Libyan plane crash kills 61 Dutch
An airplane crash in Libya on Wednesday morning left 61 Dutch citizens dead, a spokesperson for the Dutch tourist emergency service confirmed. The only survivor is a young boy.
Flight 8U771, an A330-200 Airbus operated by Afriqiyah Airways, was flying from Johannesburg to Tripoli, where many passengers were supposed to board connecting flights to Brussels and Düsseldorf. Instead of landing in the Libyan capital, the plane crashed around 6 am on Wednesday with 104 people on board: 93 passengers and 11 crew members. Only one passenger, a Dutch boy, is said to have survived the crash. He is currently being treated for his fractures in a Tripoli hospital, a Dutch embassy employee there said.

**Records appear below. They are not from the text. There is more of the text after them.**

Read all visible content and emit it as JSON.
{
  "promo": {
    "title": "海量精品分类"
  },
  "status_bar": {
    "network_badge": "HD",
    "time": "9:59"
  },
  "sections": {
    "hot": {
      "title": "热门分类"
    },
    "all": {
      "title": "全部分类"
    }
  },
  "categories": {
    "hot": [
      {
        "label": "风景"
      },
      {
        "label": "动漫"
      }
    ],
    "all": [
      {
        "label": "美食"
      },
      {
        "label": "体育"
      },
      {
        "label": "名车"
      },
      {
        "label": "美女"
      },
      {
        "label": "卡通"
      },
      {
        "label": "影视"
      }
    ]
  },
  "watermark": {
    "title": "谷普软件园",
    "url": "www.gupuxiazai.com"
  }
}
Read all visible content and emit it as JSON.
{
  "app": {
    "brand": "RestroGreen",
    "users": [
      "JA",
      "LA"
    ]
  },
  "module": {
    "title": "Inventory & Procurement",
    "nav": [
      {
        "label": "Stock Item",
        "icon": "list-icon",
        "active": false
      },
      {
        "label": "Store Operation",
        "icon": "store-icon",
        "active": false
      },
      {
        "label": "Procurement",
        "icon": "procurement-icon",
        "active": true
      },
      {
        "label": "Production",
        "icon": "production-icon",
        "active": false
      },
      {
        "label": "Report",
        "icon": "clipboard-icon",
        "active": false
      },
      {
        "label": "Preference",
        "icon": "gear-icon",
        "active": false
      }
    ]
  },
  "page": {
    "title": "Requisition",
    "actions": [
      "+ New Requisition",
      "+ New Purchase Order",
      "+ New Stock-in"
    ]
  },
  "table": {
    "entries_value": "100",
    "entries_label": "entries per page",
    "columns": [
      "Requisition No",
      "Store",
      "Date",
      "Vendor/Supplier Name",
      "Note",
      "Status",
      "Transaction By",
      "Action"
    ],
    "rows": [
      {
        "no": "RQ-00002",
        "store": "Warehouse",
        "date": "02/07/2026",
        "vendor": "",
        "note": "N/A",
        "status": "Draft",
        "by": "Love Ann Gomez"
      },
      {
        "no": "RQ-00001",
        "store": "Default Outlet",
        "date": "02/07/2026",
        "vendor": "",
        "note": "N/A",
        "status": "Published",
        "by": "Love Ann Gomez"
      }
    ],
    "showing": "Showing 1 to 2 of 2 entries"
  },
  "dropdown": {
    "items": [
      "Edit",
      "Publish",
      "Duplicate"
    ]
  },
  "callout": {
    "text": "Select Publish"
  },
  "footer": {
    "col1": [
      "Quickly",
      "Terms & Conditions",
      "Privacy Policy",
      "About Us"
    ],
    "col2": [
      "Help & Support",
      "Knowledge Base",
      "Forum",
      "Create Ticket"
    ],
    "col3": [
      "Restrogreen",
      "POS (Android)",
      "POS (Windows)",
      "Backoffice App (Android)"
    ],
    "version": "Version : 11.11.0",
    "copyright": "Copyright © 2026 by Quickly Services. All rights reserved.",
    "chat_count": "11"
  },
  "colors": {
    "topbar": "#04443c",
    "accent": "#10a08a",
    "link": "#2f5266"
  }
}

The cause of the crash is still unknown.
Prime minister Jan Peter Balkenende held a press conference after he heard of the incident and said the Dutch foreign affairs ministry has appointed a crisis team that will "help where it can". Dutch embassy staff in Tripoli have arrived on the scene of the disaster to assist local authorities. "Our thoughts go out to all those still mired in uncertainty," the prime minister said.
Afriqiyah Airways was founded by the Libyan government in 2001 and is now owned by the Libyan investment company, Portfolio. It mainly operates continental African flights and has regular services to London and Amsterdam.
The crashed airplane has been in service since September 2009 and has flown 1,600 hours in some 420 flights. The A330-200 is one of Airbus' newest models, intended for use on long and medium-haul flights.
Last June, the Airbus 330 made headlines when one such aircraft crashed into the ocean on its way from Rio de Janeiro to Paris. It was the first time an Airbus 330 was involved in such an accident. A month later, an Airbus 310 operated by Yemeni carrier Yemenia crashed into the sea while en route to the Comoros islands. The Yemenia plane was a second-hand aircraft built in 1990 that had earlier been declared unfit for flight by the French inspection.
It is not the first time numerous Dutch people have died in a crash abroad. In 1992, an airplane crashed in Faro, Portugal, killing 56. In the same year, 14 Dutch citizens were killed when a plane went down in Nepal. In March 1977, 248 Dutch people died when two airplanes collided at a Tenerife airport on the Canary Islands.